My daughter has said a couple of things lately that have unnerved me. The first time I asked her “who taught you that”. She said “so & so did”. I asked my husband to talk to so & so and get this straightened out.
Well so & so works a lot and my husband works a lot and the connection wasn’t made in a timely manner. We figured our daughter had forgotten all about it and instead of making an issue out of something that may have disappeared we decided to ignore the elephant in the room.
Brianna is four. She has never been exposed to prejudism at home. We don’t describe people by the color of their skin. This is a very sensitive issue especially considering we live in such a diverse environment. People of color reside all over Florida. We don’t call African Americans black, Latin Americans brown, or caucasians white. We are careful to describe someone without considering appearance unless it’s necessary and then we start with identifying clothing or hair/eye color/style. Not skin color. Ever.
Brianna told me “that black boy” who lives down the street. What? That who? Who taught you to call someone black? “So & so did”. Unbelievable. “Brianna, we do not describe people by the color of their skin. The fact that his skin is darker than yours makes no difference. Do not let me hear you say that ever again.” That was a couple of weeks ago.
Saturday night she said “I like that black teacher in my class at church”. There is that word again. This time Rich heard her say it too. We both started the lecture. She got really upset and I figured out why through a series of questions. She really likes this student teacher a lot and she was upset that we thought she had said something mean about him. We had to explain gently that we know she meant no harm in what she said, but that we do not describe people by the color of their skin. Ever. Does this boy have a name? “Yes, it’s so & so”. From now on you call him by his name we tell her. Ok she agrees.

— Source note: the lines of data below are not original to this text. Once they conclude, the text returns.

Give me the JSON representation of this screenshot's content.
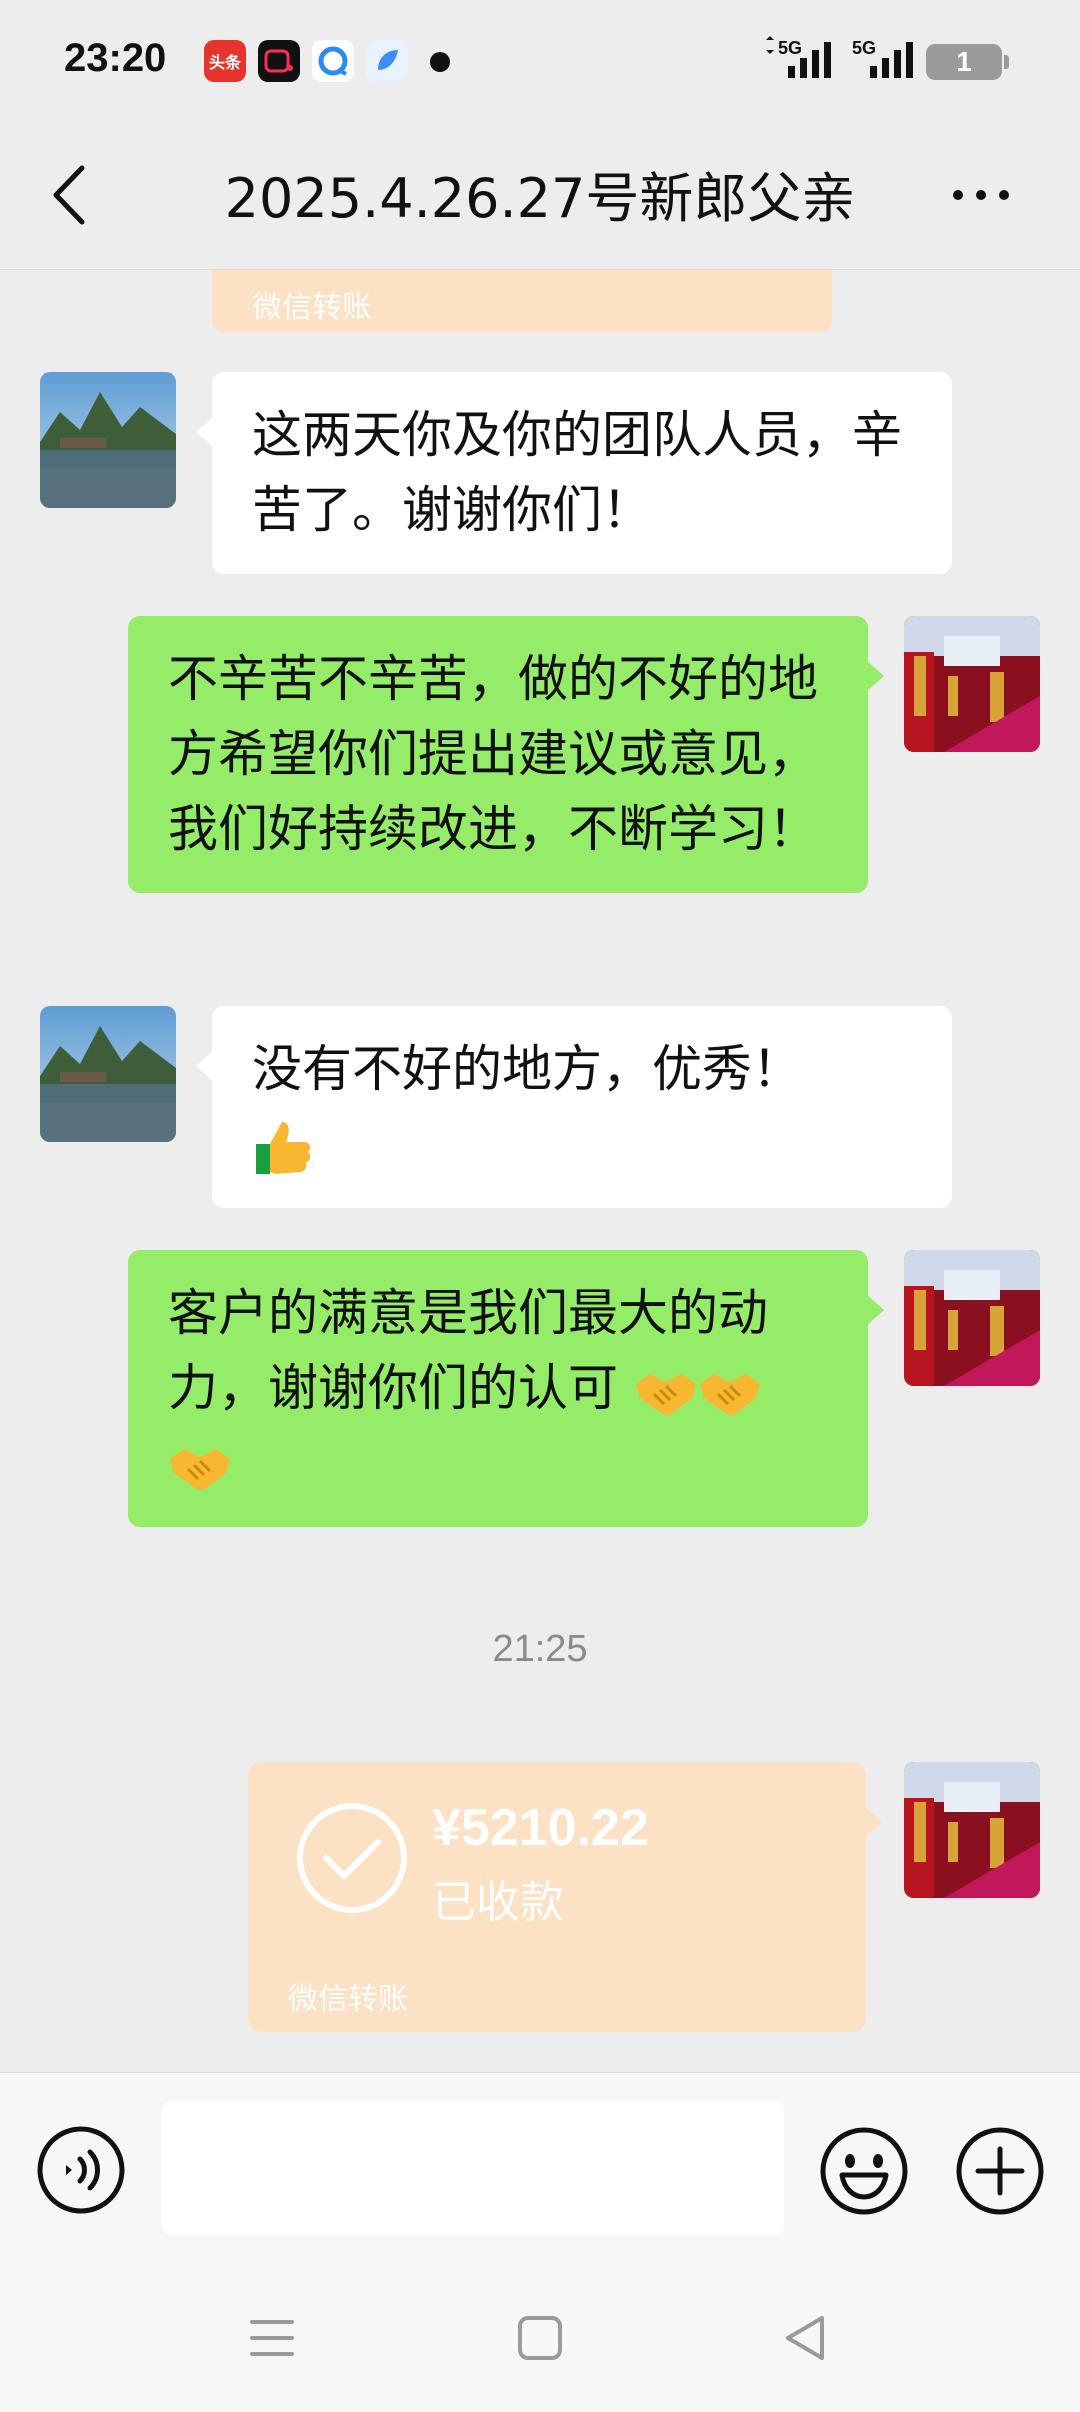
{
  "status_bar": {
    "time": "23:20",
    "apps": [
      {
        "name": "toutiao-icon",
        "label": "头条",
        "color": "#e8322c"
      },
      {
        "name": "video-app-icon",
        "label": "",
        "color": "#111111"
      },
      {
        "name": "browser-app-icon",
        "label": "",
        "color": "#2a8cf2"
      },
      {
        "name": "bird-app-icon",
        "label": "",
        "color": "#3b8ff5"
      }
    ],
    "signal_1": "5G",
    "signal_2": "5G",
    "battery": "1"
  },
  "header": {
    "title": "2025.4.26.27号新郎父亲"
  },
  "messages": {
    "transfer_top_label": "微信转账",
    "m1_text": "这两天你及你的团队人员，辛苦了。谢谢你们！",
    "m2_text": "不辛苦不辛苦，做的不好的地方希望你们提出建议或意见，我们好持续改进，不断学习！",
    "m3_text": "没有不好的地方，优秀！",
    "m3_emoji": "thumbs-up",
    "m4_text": "客户的满意是我们最大的动力，谢谢你们的认可",
    "m4_emoji": "handshake ×3",
    "timestamp": "21:25",
    "transfer": {
      "amount": "¥5210.22",
      "status": "已收款",
      "label": "微信转账"
    }
  },
  "input": {
    "placeholder": ""
  },
  "colors": {
    "background": "#ededed",
    "outgoing_bubble": "#95ec69",
    "incoming_bubble": "#ffffff",
    "transfer_card": "#fde1c4"
  }
}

Today I was trying to sneak out the door to get the mail without the ankle biters following me. There were two adorable kids walking down the street — brother and sister — coming home from school. My kids came running out the front door (guess I’m not as good at sneaking as I used to be) and they said “who are they Mom?”. I said “they’re our neighbors”. I told them to say hello and we all said our hellos. The boy said “we aren’t your neighbors because we live way down that street”. He was a cutie-pie and I played along. No sense in arguing with him. He may have been a whole 7 years old. Cute.

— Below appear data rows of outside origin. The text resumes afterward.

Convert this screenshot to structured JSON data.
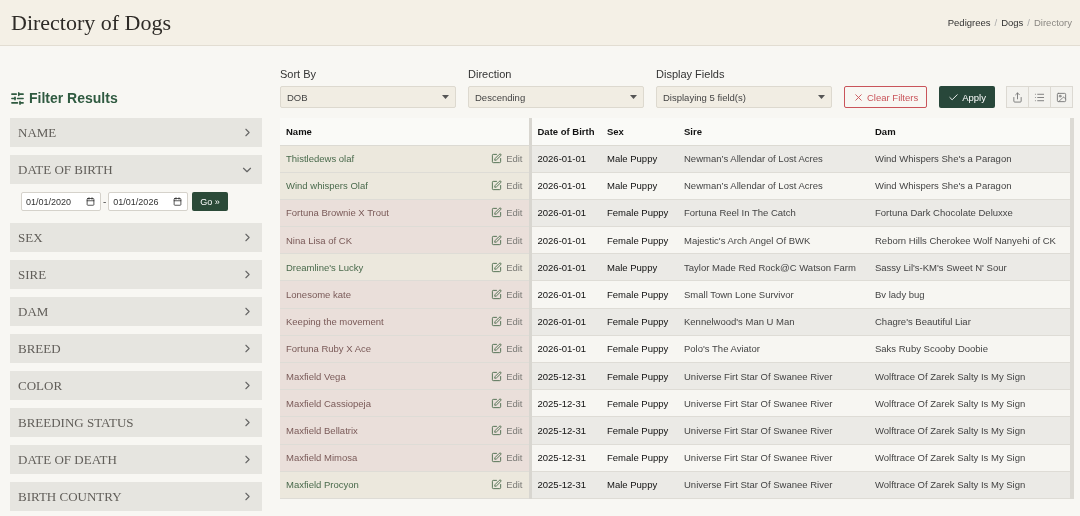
{
  "header": {
    "title": "Directory of Dogs",
    "breadcrumbs": [
      {
        "label": "Pedigrees",
        "current": false,
        "separator": "/"
      },
      {
        "label": "Dogs",
        "current": false,
        "separator": "/"
      },
      {
        "label": "Directory",
        "current": true
      }
    ]
  },
  "sidebar": {
    "title": "Filter Results",
    "filters": [
      {
        "label": "NAME",
        "expanded": false
      },
      {
        "label": "DATE OF BIRTH",
        "expanded": true,
        "range": {
          "from": "01/01/2020",
          "separator": "-",
          "to": "01/01/2026",
          "button": "Go »"
        }
      },
      {
        "label": "SEX",
        "expanded": false
      },
      {
        "label": "SIRE",
        "expanded": false
      },
      {
        "label": "DAM",
        "expanded": false
      },
      {
        "label": "BREED",
        "expanded": false
      },
      {
        "label": "COLOR",
        "expanded": false
      },
      {
        "label": "BREEDING STATUS",
        "expanded": false
      },
      {
        "label": "DATE OF DEATH",
        "expanded": false
      },
      {
        "label": "BIRTH COUNTRY",
        "expanded": false
      }
    ]
  },
  "controls": {
    "selects": [
      {
        "label": "Sort By",
        "value": "DOB"
      },
      {
        "label": "Direction",
        "value": "Descending"
      },
      {
        "label": "Display Fields",
        "value": "Displaying 5 field(s)"
      }
    ],
    "clear_button": "Clear Filters",
    "apply_button": "Apply"
  },
  "table": {
    "columns": [
      "Name",
      "Date of Birth",
      "Sex",
      "Sire",
      "Dam"
    ],
    "rows": [
      {
        "kind": "male",
        "name": "Thistledews olaf",
        "edit": "Edit",
        "dob": "2026-01-01",
        "sex": "Male Puppy",
        "sire": "Newman’s Allendar of Lost Acres",
        "dam": "Wind Whispers She's a Paragon"
      },
      {
        "kind": "male",
        "name": "Wind whispers Olaf",
        "edit": "Edit",
        "dob": "2026-01-01",
        "sex": "Male Puppy",
        "sire": "Newman’s Allendar of Lost Acres",
        "dam": "Wind Whispers She's a Paragon"
      },
      {
        "kind": "female",
        "name": "Fortuna Brownie X Trout",
        "edit": "Edit",
        "dob": "2026-01-01",
        "sex": "Female Puppy",
        "sire": "Fortuna Reel In The Catch",
        "dam": "Fortuna Dark Chocolate Deluxxe"
      },
      {
        "kind": "female",
        "name": "Nina Lisa of CK",
        "edit": "Edit",
        "dob": "2026-01-01",
        "sex": "Female Puppy",
        "sire": "Majestic's Arch Angel Of BWK",
        "dam": "Reborn Hills Cherokee Wolf Nanyehi of CK"
      },
      {
        "kind": "male",
        "name": "Dreamline's Lucky",
        "edit": "Edit",
        "dob": "2026-01-01",
        "sex": "Male Puppy",
        "sire": "Taylor Made Red Rock@C Watson Farm",
        "dam": "Sassy Lil's-KM's Sweet N' Sour"
      },
      {
        "kind": "female",
        "name": "Lonesome kate",
        "edit": "Edit",
        "dob": "2026-01-01",
        "sex": "Female Puppy",
        "sire": "Small Town Lone Survivor",
        "dam": "Bv lady bug"
      },
      {
        "kind": "female",
        "name": "Keeping the movement",
        "edit": "Edit",
        "dob": "2026-01-01",
        "sex": "Female Puppy",
        "sire": "Kennelwood's Man U Man",
        "dam": "Chagre's Beautiful Liar"
      },
      {
        "kind": "female",
        "name": "Fortuna Ruby X Ace",
        "edit": "Edit",
        "dob": "2026-01-01",
        "sex": "Female Puppy",
        "sire": "Polo's The Aviator",
        "dam": "Saks Ruby Scooby Doobie"
      },
      {
        "kind": "female",
        "name": "Maxfield Vega",
        "edit": "Edit",
        "dob": "2025-12-31",
        "sex": "Female Puppy",
        "sire": "Universe Firt Star Of Swanee River",
        "dam": "Wolftrace Of Zarek Salty Is My Sign"
      },
      {
        "kind": "female",
        "name": "Maxfield Cassiopeja",
        "edit": "Edit",
        "dob": "2025-12-31",
        "sex": "Female Puppy",
        "sire": "Universe Firt Star Of Swanee River",
        "dam": "Wolftrace Of Zarek Salty Is My Sign"
      },
      {
        "kind": "female",
        "name": "Maxfield Bellatrix",
        "edit": "Edit",
        "dob": "2025-12-31",
        "sex": "Female Puppy",
        "sire": "Universe Firt Star Of Swanee River",
        "dam": "Wolftrace Of Zarek Salty Is My Sign"
      },
      {
        "kind": "female",
        "name": "Maxfield Mimosa",
        "edit": "Edit",
        "dob": "2025-12-31",
        "sex": "Female Puppy",
        "sire": "Universe Firt Star Of Swanee River",
        "dam": "Wolftrace Of Zarek Salty Is My Sign"
      },
      {
        "kind": "male",
        "name": "Maxfield Procyon",
        "edit": "Edit",
        "dob": "2025-12-31",
        "sex": "Male Puppy",
        "sire": "Universe Firt Star Of Swanee River",
        "dam": "Wolftrace Of Zarek Salty Is My Sign"
      }
    ]
  }
}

I got the mail and started to herd the children up the driveway into the house. Just as I got halfway up the driveway and the two school kids got to the corner by the stop sign (which I can see out of my front window as I type this to you) Brianna says in a loud and not-so-joyful tone of voice “but they’re BLACK Mom”. I quickly glanced their direction to see if there would be a reaction because I was so sure they heard her and then I snapped “so the heck what Brianna — what does that have to do with anything? — get in that house NOW girlie — we need to have another talk I see”. I was livid and very, very embarrassed. I wanted to run over to those kids and explain that she doesn’t understand what she’s saying and that so & so said “black” once to her and she just doesn’t mean anything hurtful by it. I’m sorry, I’m so sorry, I’m (gulp) so very sorry please don’t tell your mom about this.
I keep looking out my window expecting an adult to pull up in my driveway any minute with two crying kids in tow to ask me to my face to explain why her kids are crying. I have quite an imagination.
What do we do? Obviously so & so really does need to be made aware of what has transpired in the careless statement that was made in the presence of our daughter. The elephant can no longer be ignored. But then what do we do with Brianna?
Help!! Seriously. HELP!!!!